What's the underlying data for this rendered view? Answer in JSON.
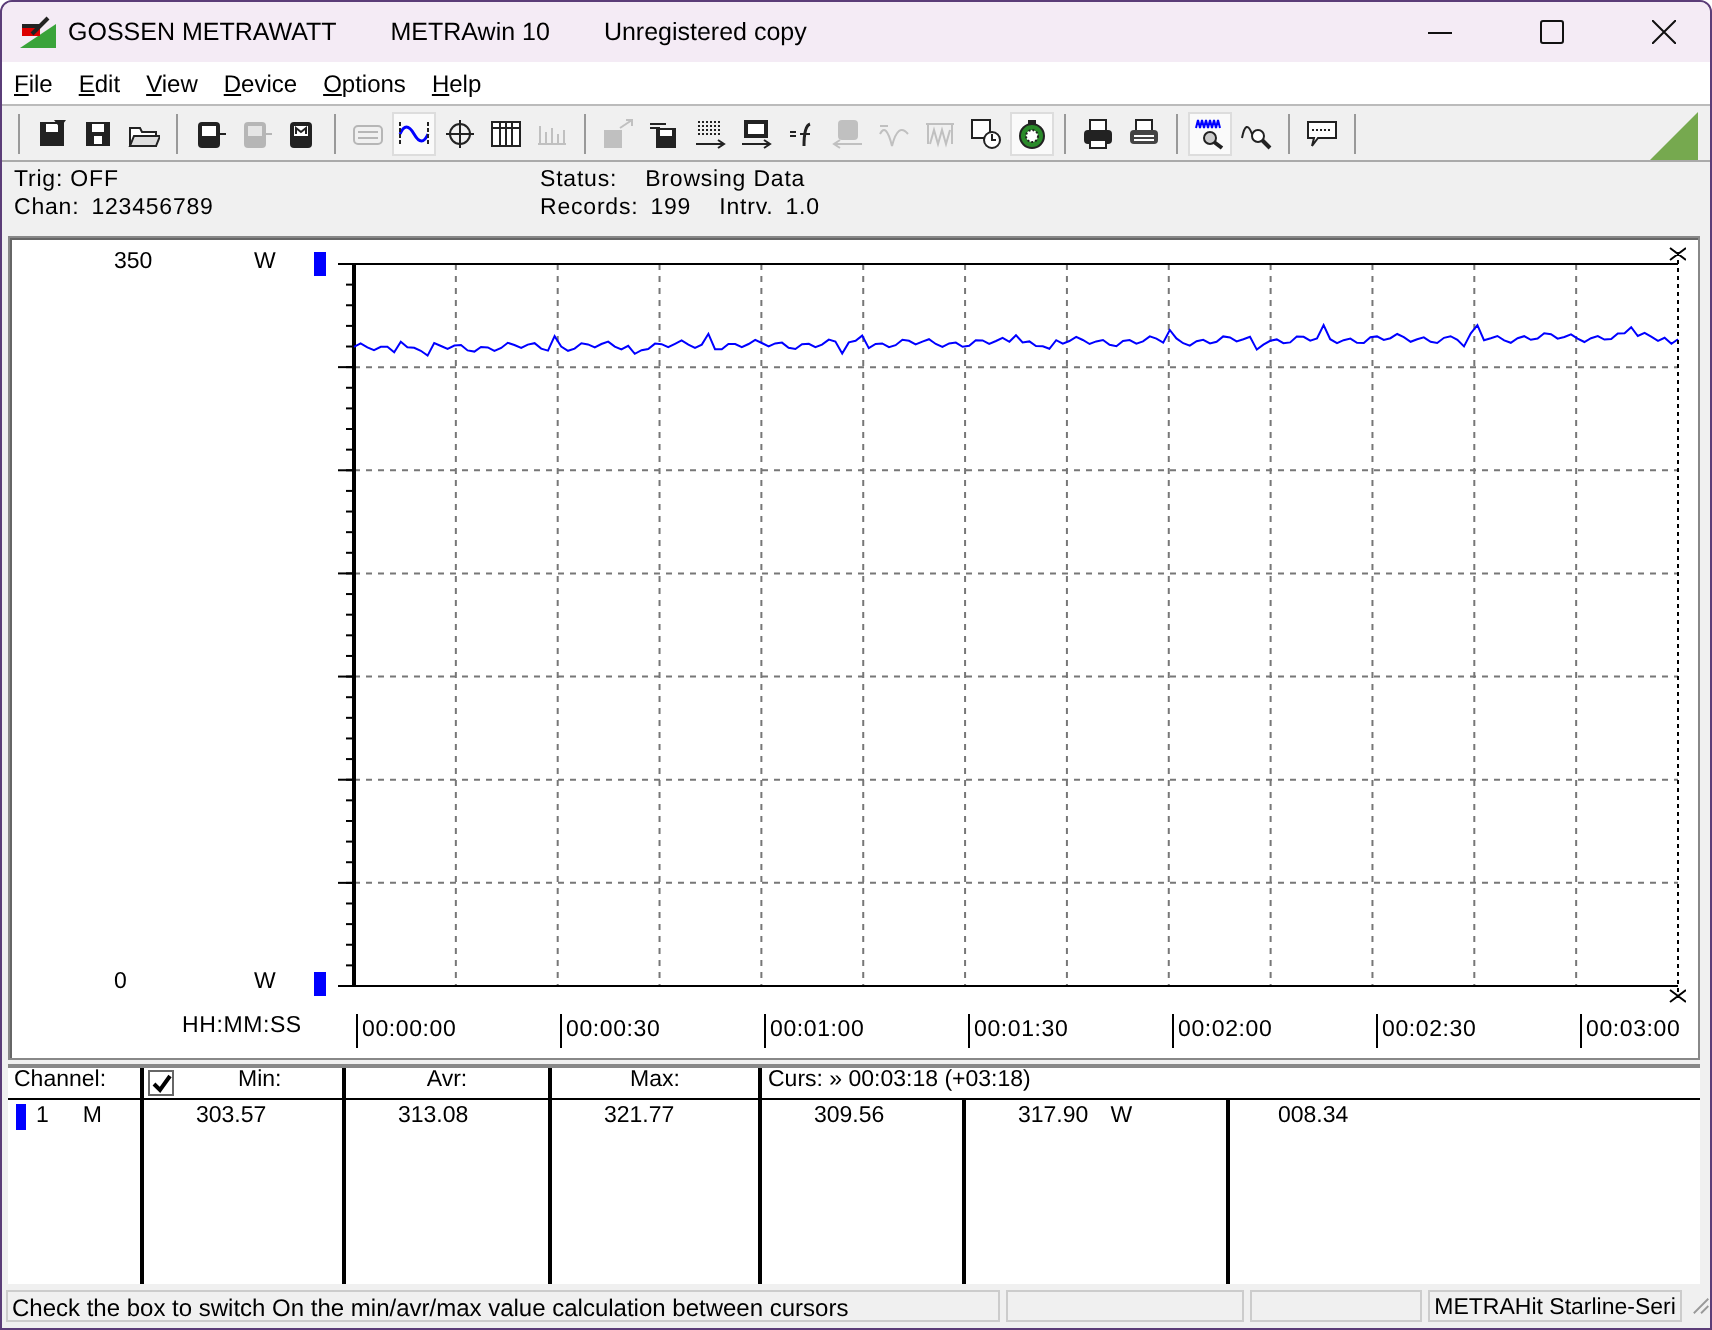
{
  "window": {
    "title_parts": [
      "GOSSEN METRAWATT",
      "METRAwin 10",
      "Unregistered copy"
    ]
  },
  "menu": [
    "File",
    "Edit",
    "View",
    "Device",
    "Options",
    "Help"
  ],
  "toolbar": [
    [
      {
        "pressed": false,
        "disabled": false
      },
      {
        "pressed": false,
        "disabled": false
      },
      {
        "pressed": false,
        "disabled": false
      }
    ],
    [
      {
        "pressed": false,
        "disabled": false
      },
      {
        "pressed": false,
        "disabled": true
      },
      {
        "pressed": false,
        "disabled": false
      }
    ],
    [
      {
        "pressed": false,
        "disabled": true
      },
      {
        "pressed": true,
        "disabled": false
      },
      {
        "pressed": false,
        "disabled": false
      },
      {
        "pressed": false,
        "disabled": false
      },
      {
        "pressed": false,
        "disabled": true
      }
    ],
    [
      {
        "pressed": false,
        "disabled": true
      },
      {
        "pressed": false,
        "disabled": false
      },
      {
        "pressed": false,
        "disabled": false
      },
      {
        "pressed": false,
        "disabled": false
      },
      {
        "pressed": false,
        "disabled": false
      },
      {
        "pressed": false,
        "disabled": true
      },
      {
        "pressed": false,
        "disabled": true
      },
      {
        "pressed": false,
        "disabled": true
      },
      {
        "pressed": false,
        "disabled": false
      },
      {
        "pressed": true,
        "disabled": false
      }
    ],
    [
      {
        "pressed": false,
        "disabled": false
      },
      {
        "pressed": false,
        "disabled": false
      }
    ],
    [
      {
        "pressed": true,
        "disabled": false
      },
      {
        "pressed": false,
        "disabled": false
      }
    ],
    [
      {
        "pressed": false,
        "disabled": false
      }
    ]
  ],
  "info": {
    "trig": "Trig: OFF",
    "chan_label": "Chan:",
    "chan": "123456789",
    "status_label": "Status:",
    "status": "Browsing Data",
    "records_label": "Records:",
    "records": "199",
    "interval_label": "Intrv.",
    "interval": "1.0"
  },
  "plot": {
    "y_max": "350",
    "y_min": "0",
    "unit_top": "W",
    "unit_bottom": "W",
    "time_label": "HH:MM:SS",
    "time_ticks": [
      "00:00:00",
      "00:00:30",
      "00:01:00",
      "00:01:30",
      "00:02:00",
      "00:02:30",
      "00:03:00"
    ]
  },
  "table": {
    "channel_header": "Channel:",
    "calc_checked": true,
    "min_header": "Min:",
    "avr_header": "Avr:",
    "max_header": "Max:",
    "cursor_header": "Curs: » 00:03:18 (+03:18)",
    "rows": [
      {
        "channel": "1",
        "mode": "M",
        "color": "#0000ff",
        "min": "303.57",
        "avr": "313.08",
        "max": "321.77",
        "cursor_1": "309.56",
        "cursor_2": "317.90",
        "unit": "W",
        "cursor_3": "008.34"
      }
    ]
  },
  "status_bar": {
    "hint": "Check the box to switch On the min/avr/max value calculation between cursors",
    "device": "METRAHit Starline-Seri"
  }
}
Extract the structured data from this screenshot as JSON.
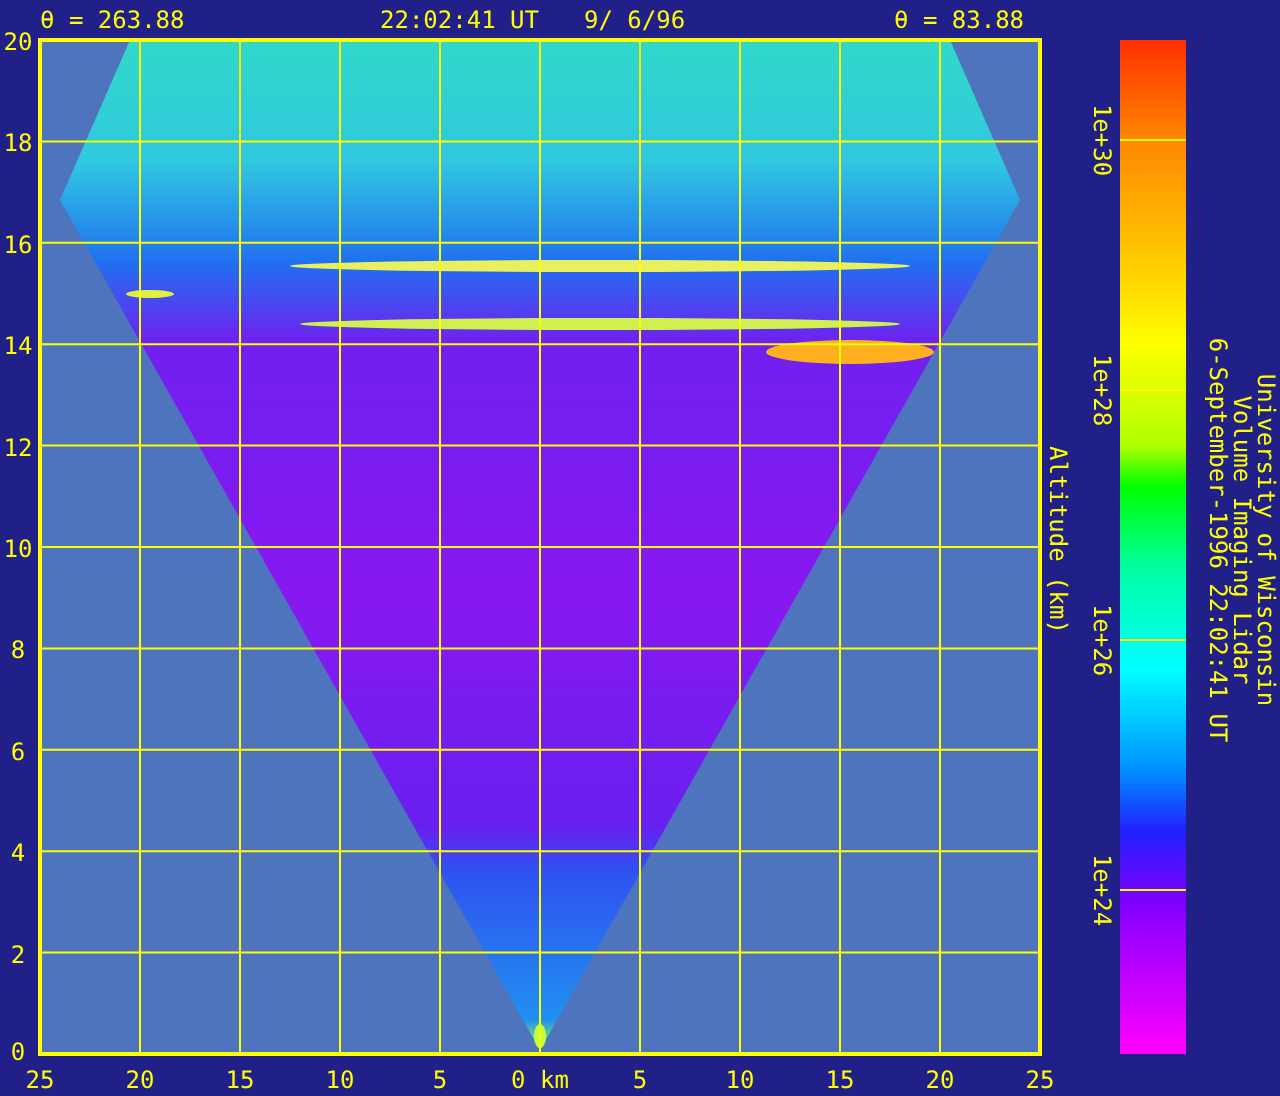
{
  "header": {
    "left_angle": "θ = 263.88",
    "time": "22:02:41 UT",
    "date": "9/ 6/96",
    "right_angle": "θ = 83.88"
  },
  "plot": {
    "y_axis_title": "Altitude (km)",
    "y_ticks": [
      "20",
      "18",
      "16",
      "14",
      "12",
      "10",
      "8",
      "6",
      "4",
      "2",
      "0"
    ],
    "x_ticks": [
      "25",
      "20",
      "15",
      "10",
      "5",
      "0 km",
      "5",
      "10",
      "15",
      "20",
      "25"
    ]
  },
  "color_bar": {
    "ticks": [
      "1e+30",
      "1e+28",
      "1e+26",
      "1e+24"
    ]
  },
  "credits": [
    "University of Wisconsin",
    "Volume Imaging Lidar",
    "6-September-1996 22:02:41 UT"
  ]
}
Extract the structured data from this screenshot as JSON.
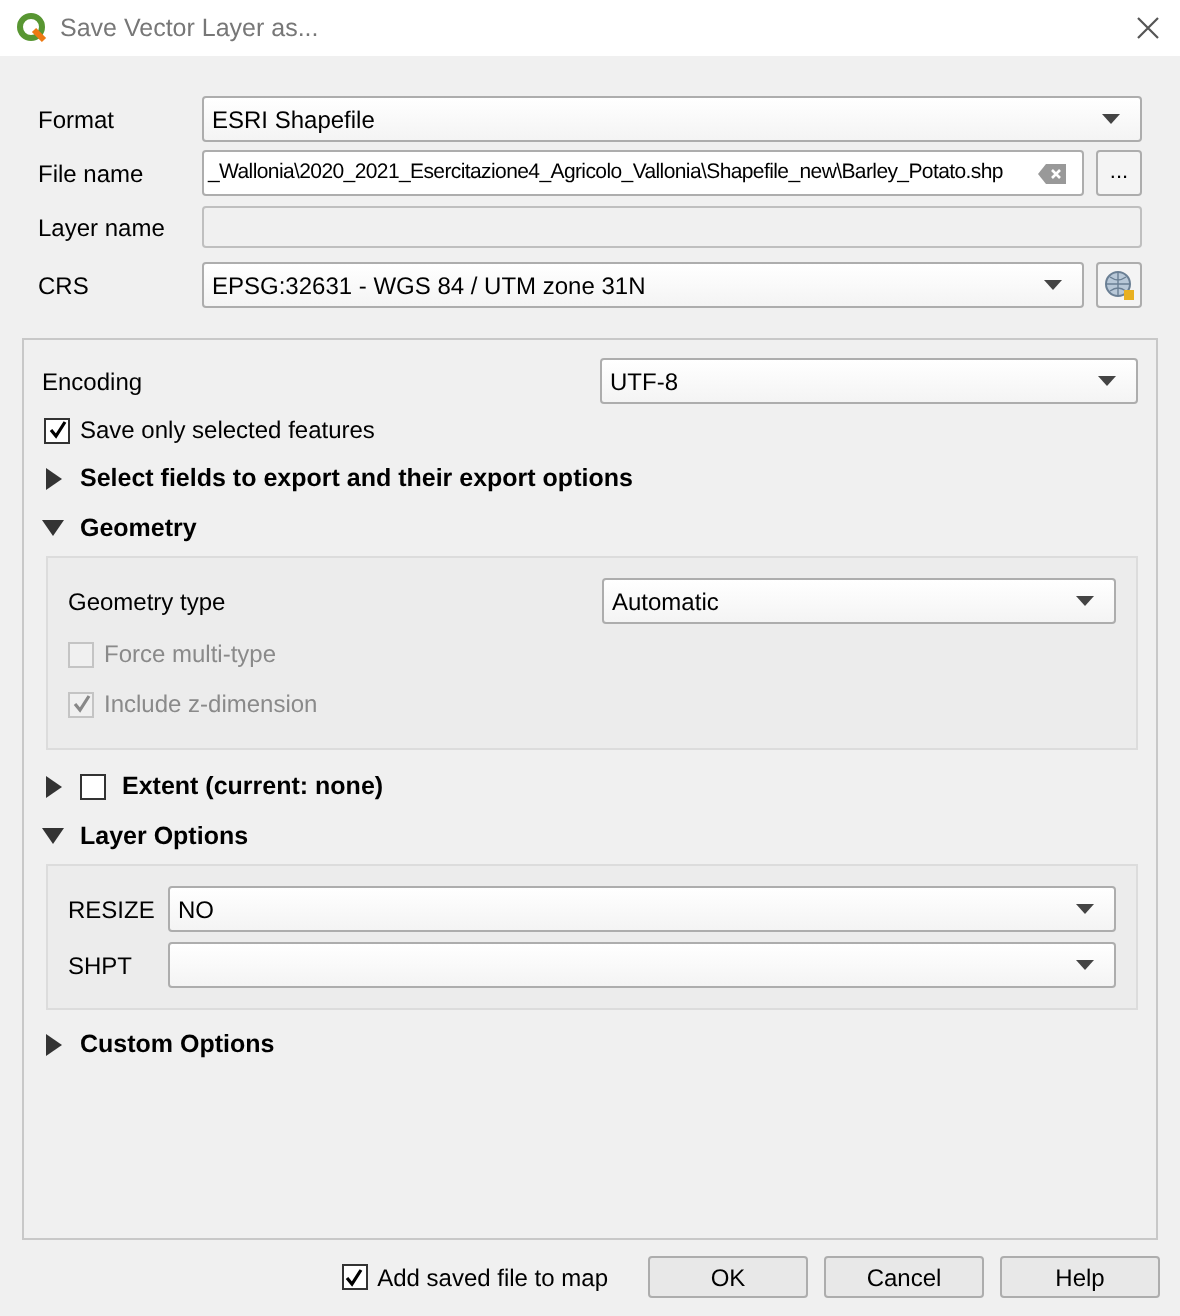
{
  "window": {
    "title": "Save Vector Layer as..."
  },
  "format": {
    "label": "Format",
    "value": "ESRI Shapefile"
  },
  "file_name": {
    "label": "File name",
    "value": "_Wallonia\\2020_2021_Esercitazione4_Agricolo_Vallonia\\Shapefile_new\\Barley_Potato.shp",
    "browse": "..."
  },
  "layer_name": {
    "label": "Layer name",
    "disabled": true
  },
  "crs": {
    "label": "CRS",
    "value": "EPSG:32631 - WGS 84 / UTM zone 31N"
  },
  "encoding": {
    "label": "Encoding",
    "value": "UTF-8"
  },
  "save_selected": {
    "label": "Save only selected features",
    "checked": true
  },
  "fields_section": {
    "title": "Select fields to export and their export options",
    "expanded": false
  },
  "geometry": {
    "title": "Geometry",
    "expanded": true,
    "geometry_type": {
      "label": "Geometry type",
      "value": "Automatic"
    },
    "options": [
      {
        "label": "Force multi-type",
        "checked": false,
        "disabled": true
      },
      {
        "label": "Include z-dimension",
        "checked": true,
        "disabled": true
      }
    ]
  },
  "extent": {
    "title": "Extent (current: none)",
    "expanded": false,
    "checked": false
  },
  "layer_options": {
    "title": "Layer Options",
    "expanded": true,
    "options": [
      {
        "label": "RESIZE",
        "value": "NO"
      },
      {
        "label": "SHPT"
      }
    ]
  },
  "custom_options": {
    "title": "Custom Options",
    "expanded": false
  },
  "add_to_map": {
    "label": "Add saved file to map",
    "checked": true
  },
  "buttons": [
    "OK",
    "Cancel",
    "Help"
  ]
}
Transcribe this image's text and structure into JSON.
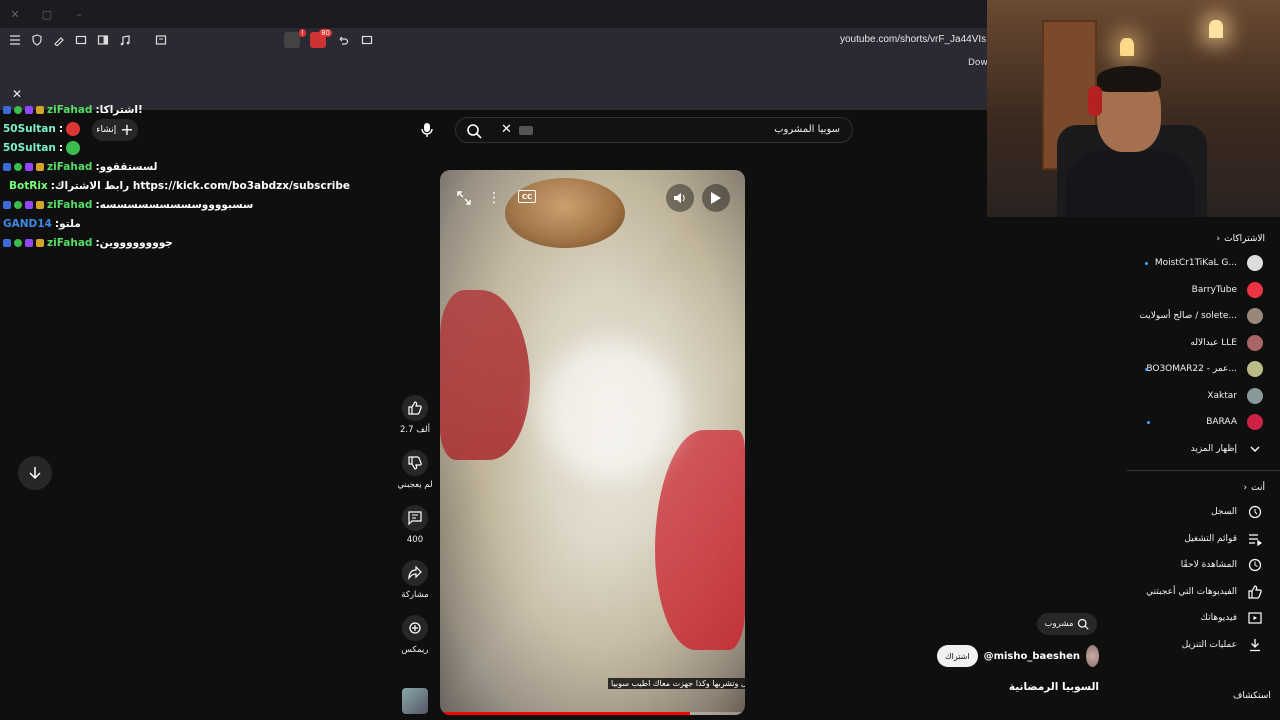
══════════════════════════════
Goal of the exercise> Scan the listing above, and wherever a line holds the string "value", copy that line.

Response box>
    "hint": "Check the box to switch On the min/avr/max value calculation between cursors",
    "value": "ESRI Shapefile"
    "value": "_Wallonia\\2020_2021_Esercitazione4_Agricolo_Vallonia\\Shapefile_new\\Barley_Potato.shp",
    "value": "EPSG:32631 - WGS 84 / UTM zone 31N"
    "value": "UTF-8"
      "value": "Automatic"
        "value": "NO"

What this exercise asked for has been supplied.